Input for this task:
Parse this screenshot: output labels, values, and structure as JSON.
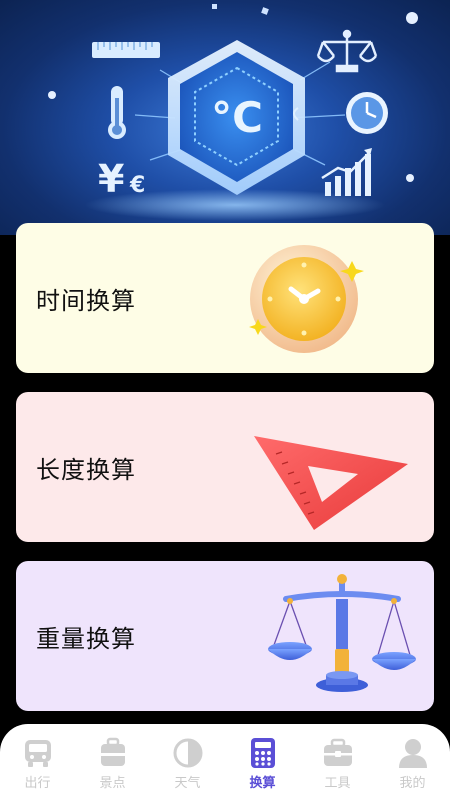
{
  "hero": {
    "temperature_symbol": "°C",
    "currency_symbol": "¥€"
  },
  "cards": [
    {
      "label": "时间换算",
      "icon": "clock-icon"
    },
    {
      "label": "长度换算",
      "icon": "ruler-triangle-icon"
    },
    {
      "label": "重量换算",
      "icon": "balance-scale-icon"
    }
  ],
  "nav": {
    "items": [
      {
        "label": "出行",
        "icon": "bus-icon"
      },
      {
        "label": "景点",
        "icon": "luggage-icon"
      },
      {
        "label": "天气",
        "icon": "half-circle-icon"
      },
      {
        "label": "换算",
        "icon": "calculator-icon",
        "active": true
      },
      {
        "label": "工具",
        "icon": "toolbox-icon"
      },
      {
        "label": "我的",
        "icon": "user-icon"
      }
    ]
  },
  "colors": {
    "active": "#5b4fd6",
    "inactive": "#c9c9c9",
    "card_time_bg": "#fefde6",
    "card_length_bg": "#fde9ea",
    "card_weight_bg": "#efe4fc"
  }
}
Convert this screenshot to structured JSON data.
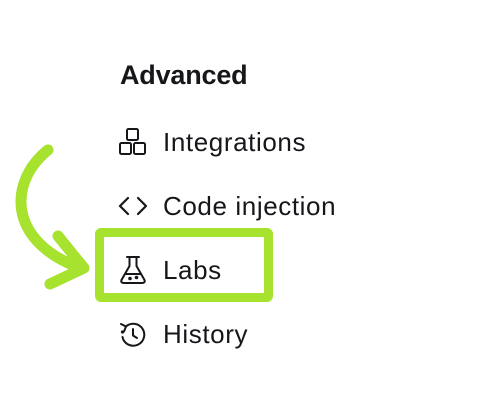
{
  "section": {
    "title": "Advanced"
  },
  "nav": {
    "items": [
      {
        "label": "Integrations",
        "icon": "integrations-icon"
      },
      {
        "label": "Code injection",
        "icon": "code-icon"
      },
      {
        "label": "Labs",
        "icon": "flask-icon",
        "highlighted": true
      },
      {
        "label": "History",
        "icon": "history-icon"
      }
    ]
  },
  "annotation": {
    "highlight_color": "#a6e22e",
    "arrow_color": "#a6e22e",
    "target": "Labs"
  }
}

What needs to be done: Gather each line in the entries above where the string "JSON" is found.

Result for this task:
Parse this screenshot: output labels, values, and structure as JSON.
Convert this screenshot to structured JSON data.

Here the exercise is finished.